Another pair of Wild dogs (Anubis inspired creatures); details of it's significance is explained in the caption above.
Wild Dog - closeup.
Saint George and the Dragon, (1988) Collection Carl Landsberg.
The ceramic statement depicts the ruling National Party (1980's) as the dragon like vehicle in confrontation with Saint George, the black liberation figure. He is the offspring of the acrobatic Peruvian inspired ceramic figurine (collection of the Metropolitan Museum of Art), giving birth to the liberator. He is reminiscent of the boy in the movie Tin Drum, clothed in animal skins, whilst his arm is outstretched in the shape of a wooden club, ready to pounce the dragon. The Ice cream is symbolic of the boy's knighthood - god's divine intervention in support of his cause - black liberation theology.
Saint George and the Dragon, Detail (1988) Collection Carl Landsberg
The joy of a hypocrite is but for a moment, (1988), an edition of two; One in a private collection, the other in the National Gallery in Cape Town.
Earthenware ceramic sculpture; Press-moulded with hand built extensions, painted with Amaco under glaze colours, glazed and fired to 11:20 degrees, Acrylic painting in selected areas to reinforce a plastic feel. The work depicts the awkward situation of the white minority; also the government of the day - in a very compromised situation.
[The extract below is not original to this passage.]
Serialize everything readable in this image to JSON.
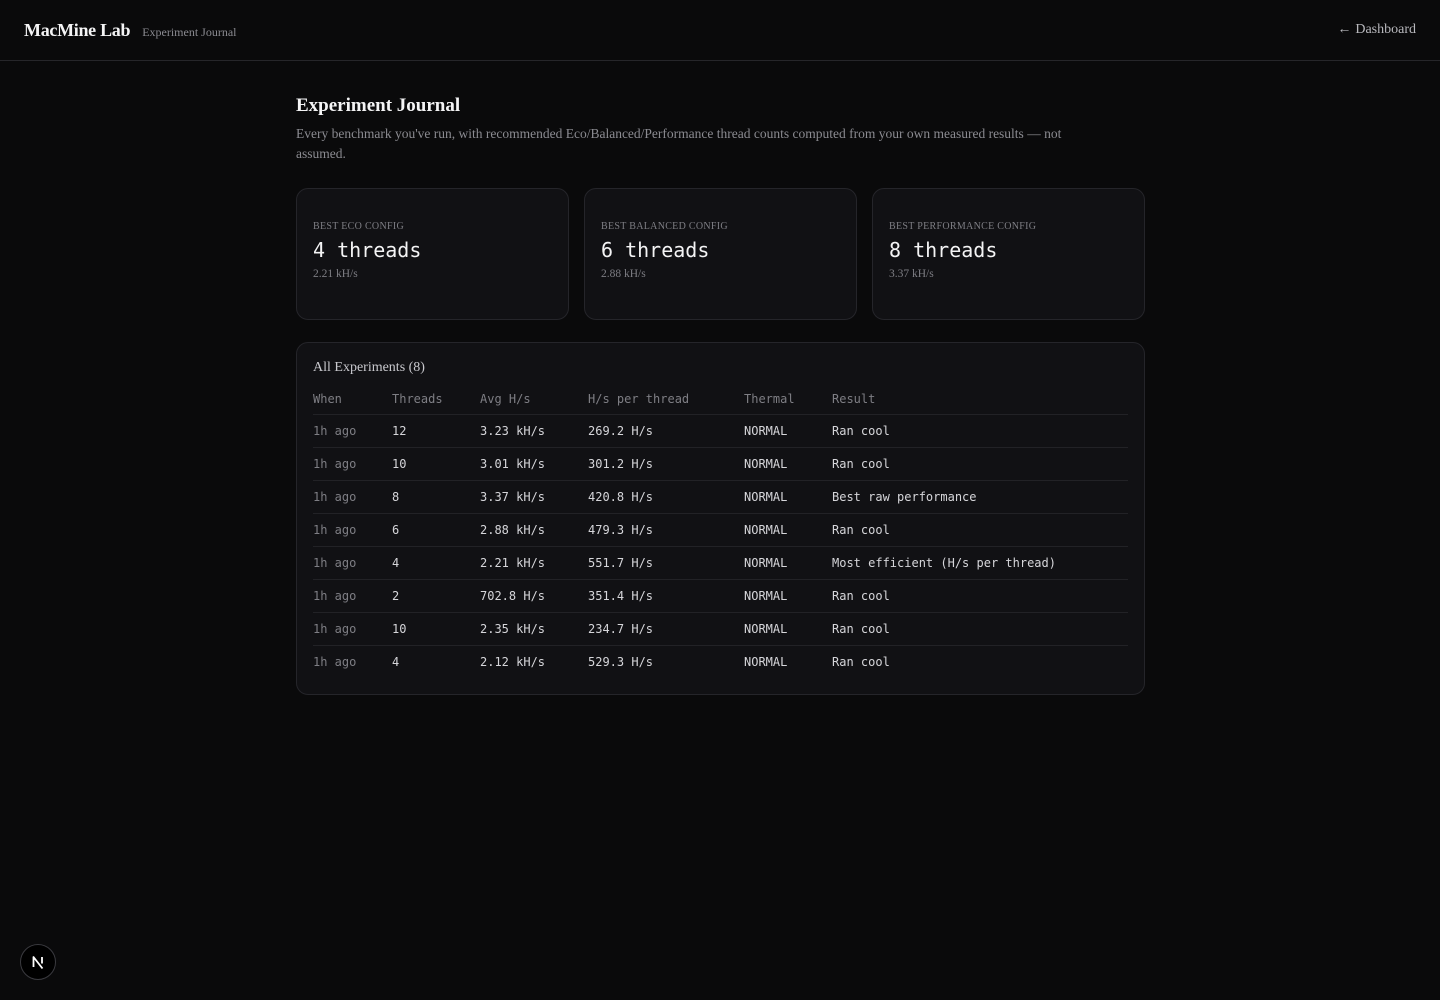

Working in my studio at the Technikon Witwatersrand in 1989.
Closeup of studio - work in progress in 1989.